Make Your Own Traditions
Traditions are an important part of the holidays. They remind us of our cultural heritage, family history, and the true meaning of the season. Children are particularly fond of traditions because they emphasize a feeling of fun and belonging.
While commercial Christmas traditions such as Elf on a Shelf have become quite popular these days, there are plenty of other ones that don’t involve an inanimate object spying on your children. Here a few fun ideas for new Christmas traditions to start this year with your family.
1. Advent Calendar
A tradition started among western Europeans in the 19th Century, the advent calendar is a fun way to count down to Christmas. Usually made of paper with little flaps cut into them, each day in December has a little door that opens up to reveal a Christmas scene and sometimes a piece of chocolate.
Kids will love the anticipation of finding out what’s behind that day’s door.
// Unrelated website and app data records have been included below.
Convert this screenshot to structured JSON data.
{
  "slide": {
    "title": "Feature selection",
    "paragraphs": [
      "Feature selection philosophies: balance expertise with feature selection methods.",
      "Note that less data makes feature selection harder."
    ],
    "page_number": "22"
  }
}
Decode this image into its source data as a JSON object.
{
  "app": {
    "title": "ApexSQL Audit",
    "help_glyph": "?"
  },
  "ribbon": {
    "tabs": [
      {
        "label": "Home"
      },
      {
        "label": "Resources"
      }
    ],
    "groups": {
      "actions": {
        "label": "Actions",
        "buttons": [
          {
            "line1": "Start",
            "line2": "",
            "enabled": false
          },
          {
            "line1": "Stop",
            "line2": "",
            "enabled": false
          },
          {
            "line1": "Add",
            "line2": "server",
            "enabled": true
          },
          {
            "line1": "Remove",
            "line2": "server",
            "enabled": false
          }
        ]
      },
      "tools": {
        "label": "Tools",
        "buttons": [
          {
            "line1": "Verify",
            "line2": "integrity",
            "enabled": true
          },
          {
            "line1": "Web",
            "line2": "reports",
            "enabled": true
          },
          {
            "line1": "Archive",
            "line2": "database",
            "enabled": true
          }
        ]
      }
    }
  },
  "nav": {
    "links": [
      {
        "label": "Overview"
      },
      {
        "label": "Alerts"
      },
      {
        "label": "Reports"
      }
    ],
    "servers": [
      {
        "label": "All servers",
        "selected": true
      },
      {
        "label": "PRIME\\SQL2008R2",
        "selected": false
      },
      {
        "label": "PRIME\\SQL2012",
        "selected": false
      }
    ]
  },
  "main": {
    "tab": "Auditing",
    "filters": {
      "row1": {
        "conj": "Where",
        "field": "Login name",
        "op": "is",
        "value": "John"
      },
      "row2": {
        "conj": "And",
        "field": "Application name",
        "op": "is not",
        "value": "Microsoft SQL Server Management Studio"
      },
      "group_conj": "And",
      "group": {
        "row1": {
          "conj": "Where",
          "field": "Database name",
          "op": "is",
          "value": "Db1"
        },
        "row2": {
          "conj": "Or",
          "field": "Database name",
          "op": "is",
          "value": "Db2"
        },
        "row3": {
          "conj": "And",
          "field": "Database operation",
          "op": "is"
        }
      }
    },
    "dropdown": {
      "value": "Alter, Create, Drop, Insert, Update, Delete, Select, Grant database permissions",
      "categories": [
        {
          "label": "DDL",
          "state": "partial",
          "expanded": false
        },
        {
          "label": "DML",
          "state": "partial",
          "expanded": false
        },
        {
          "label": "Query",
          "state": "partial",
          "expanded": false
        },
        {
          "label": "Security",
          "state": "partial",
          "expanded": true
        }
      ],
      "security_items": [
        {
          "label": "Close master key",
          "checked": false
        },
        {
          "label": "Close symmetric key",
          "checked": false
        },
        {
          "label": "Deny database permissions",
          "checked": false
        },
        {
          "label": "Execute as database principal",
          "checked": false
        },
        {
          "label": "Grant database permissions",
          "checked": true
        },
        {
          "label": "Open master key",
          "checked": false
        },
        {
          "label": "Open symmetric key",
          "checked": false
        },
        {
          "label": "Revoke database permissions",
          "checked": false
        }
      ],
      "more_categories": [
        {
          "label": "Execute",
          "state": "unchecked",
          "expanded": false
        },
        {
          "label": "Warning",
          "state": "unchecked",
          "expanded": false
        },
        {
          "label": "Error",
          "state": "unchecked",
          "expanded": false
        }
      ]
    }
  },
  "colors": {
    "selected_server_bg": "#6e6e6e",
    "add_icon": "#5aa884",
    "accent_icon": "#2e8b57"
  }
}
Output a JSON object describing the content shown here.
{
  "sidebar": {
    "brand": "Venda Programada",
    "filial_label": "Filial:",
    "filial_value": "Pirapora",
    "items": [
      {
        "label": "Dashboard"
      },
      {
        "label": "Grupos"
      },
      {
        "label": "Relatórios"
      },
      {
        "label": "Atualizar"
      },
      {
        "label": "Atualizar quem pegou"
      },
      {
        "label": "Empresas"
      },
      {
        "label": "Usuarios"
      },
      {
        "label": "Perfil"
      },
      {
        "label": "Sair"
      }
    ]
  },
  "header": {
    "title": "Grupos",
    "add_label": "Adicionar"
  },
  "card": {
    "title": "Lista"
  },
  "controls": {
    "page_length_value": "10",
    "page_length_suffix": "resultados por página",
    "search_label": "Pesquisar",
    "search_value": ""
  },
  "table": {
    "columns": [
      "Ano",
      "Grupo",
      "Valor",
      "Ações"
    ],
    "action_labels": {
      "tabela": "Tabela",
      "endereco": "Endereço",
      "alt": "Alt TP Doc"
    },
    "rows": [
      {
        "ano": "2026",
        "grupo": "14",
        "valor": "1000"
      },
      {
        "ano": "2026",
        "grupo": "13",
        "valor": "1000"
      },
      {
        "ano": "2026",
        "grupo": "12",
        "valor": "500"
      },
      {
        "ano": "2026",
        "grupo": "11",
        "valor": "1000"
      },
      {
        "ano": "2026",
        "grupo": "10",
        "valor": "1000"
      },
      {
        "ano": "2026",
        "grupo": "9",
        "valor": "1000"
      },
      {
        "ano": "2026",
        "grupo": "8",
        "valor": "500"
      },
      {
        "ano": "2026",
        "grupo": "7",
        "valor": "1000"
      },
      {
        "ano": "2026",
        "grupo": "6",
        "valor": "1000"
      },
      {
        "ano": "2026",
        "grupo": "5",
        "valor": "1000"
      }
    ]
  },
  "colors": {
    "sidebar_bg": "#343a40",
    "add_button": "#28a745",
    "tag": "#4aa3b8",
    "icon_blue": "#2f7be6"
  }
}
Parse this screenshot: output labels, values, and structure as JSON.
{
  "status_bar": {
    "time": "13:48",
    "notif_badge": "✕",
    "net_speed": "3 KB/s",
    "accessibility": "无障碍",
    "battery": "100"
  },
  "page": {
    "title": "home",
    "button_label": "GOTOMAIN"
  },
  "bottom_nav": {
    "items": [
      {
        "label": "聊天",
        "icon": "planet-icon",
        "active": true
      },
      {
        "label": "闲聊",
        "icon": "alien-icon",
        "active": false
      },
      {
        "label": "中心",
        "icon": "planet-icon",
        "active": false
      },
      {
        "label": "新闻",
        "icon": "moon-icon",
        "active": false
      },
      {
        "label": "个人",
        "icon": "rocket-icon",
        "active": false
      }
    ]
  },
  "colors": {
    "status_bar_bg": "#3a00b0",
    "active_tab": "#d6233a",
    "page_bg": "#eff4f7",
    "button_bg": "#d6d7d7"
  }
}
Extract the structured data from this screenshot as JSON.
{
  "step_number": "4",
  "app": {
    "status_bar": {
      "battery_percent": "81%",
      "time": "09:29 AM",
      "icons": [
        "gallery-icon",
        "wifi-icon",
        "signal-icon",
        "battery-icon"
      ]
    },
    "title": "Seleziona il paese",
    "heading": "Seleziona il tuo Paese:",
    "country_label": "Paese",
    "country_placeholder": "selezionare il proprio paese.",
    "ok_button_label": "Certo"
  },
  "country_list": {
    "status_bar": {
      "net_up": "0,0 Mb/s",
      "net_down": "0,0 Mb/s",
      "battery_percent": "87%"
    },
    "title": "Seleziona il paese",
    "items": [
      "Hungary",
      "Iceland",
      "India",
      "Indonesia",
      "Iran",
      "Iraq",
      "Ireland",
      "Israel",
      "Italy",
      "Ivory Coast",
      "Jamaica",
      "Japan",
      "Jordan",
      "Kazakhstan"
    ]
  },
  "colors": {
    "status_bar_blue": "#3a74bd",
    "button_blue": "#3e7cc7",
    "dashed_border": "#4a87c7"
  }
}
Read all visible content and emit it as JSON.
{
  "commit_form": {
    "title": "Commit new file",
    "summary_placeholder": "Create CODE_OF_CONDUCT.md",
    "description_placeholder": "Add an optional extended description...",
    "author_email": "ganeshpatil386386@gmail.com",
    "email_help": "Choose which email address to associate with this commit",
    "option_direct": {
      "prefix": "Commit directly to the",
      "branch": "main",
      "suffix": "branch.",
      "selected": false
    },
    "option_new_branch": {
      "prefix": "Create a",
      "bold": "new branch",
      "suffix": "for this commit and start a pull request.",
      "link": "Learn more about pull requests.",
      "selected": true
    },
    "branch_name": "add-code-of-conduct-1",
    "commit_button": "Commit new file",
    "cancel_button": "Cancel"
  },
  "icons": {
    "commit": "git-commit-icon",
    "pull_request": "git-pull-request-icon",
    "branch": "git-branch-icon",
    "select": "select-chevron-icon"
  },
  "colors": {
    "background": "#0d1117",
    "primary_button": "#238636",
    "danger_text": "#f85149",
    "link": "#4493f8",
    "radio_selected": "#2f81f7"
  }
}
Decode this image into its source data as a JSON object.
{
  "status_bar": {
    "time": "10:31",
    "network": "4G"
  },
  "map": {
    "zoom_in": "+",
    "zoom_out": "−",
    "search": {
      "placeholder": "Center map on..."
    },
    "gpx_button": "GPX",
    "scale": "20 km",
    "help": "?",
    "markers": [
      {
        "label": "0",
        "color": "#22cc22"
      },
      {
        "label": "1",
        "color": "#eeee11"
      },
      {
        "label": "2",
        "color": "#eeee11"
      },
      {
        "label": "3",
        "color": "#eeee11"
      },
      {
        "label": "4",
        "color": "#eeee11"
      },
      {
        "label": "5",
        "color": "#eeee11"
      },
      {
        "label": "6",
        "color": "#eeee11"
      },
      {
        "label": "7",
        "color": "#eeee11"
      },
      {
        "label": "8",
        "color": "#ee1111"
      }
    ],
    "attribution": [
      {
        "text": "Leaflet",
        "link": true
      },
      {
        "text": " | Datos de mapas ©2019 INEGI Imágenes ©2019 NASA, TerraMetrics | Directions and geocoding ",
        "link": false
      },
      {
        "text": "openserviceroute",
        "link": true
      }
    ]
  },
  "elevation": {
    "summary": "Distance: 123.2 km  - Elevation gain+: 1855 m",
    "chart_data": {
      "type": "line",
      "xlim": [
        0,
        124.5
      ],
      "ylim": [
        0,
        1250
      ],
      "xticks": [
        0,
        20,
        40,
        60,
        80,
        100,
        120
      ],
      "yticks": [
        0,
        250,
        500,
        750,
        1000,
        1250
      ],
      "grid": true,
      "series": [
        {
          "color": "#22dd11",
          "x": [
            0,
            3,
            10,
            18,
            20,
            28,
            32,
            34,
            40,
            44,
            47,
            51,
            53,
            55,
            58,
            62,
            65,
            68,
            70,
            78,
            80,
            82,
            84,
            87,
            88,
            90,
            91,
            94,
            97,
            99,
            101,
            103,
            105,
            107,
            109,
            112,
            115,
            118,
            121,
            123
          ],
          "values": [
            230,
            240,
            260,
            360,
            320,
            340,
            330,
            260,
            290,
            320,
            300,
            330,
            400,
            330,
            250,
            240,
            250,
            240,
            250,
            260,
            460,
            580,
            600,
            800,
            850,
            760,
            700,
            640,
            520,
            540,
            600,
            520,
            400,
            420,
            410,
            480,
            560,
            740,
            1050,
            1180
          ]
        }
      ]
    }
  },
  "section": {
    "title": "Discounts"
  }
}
While you can surely buy an advent calendar online or in stores, you can also make your own using any material and creating pockets or flaps for each day.
2. Make Christmas Decorations
Sure there are tons of beautiful ornaments and garlands out there to decorate with, but they don’t hold any real meaning. This year, why not make some of your own Christmas decorations to put on the tree and decorate the house with?
The kids can use clay to shape candy canes, wreaths, stockings and other Christmas symbols for ornaments. They can combine paper links to create garlands and string popcorn or fruit loops to hang on the tree.
You can also help them make paper snowflakes to put in the windows and hang from the ceilings around the house.
3. 12 Days of Giving
The holidays are a time for reflection and gratitude in addition to celebrating with family and observing religious traditions. Kids especially should be reminded of this fact so they don’t only associate Christmas with receiving presents.
Try starting a 12 days of giving tradition leading up to Christmas Eve this year. You can all volunteer at a local soup kitchen, make care packages for the military, volunteer for your favorite charity, or just bake cookies for your child’s favorite teacher at school.
Whatever giving means to you and your family, do it because you want to help not out of a sense of obligation.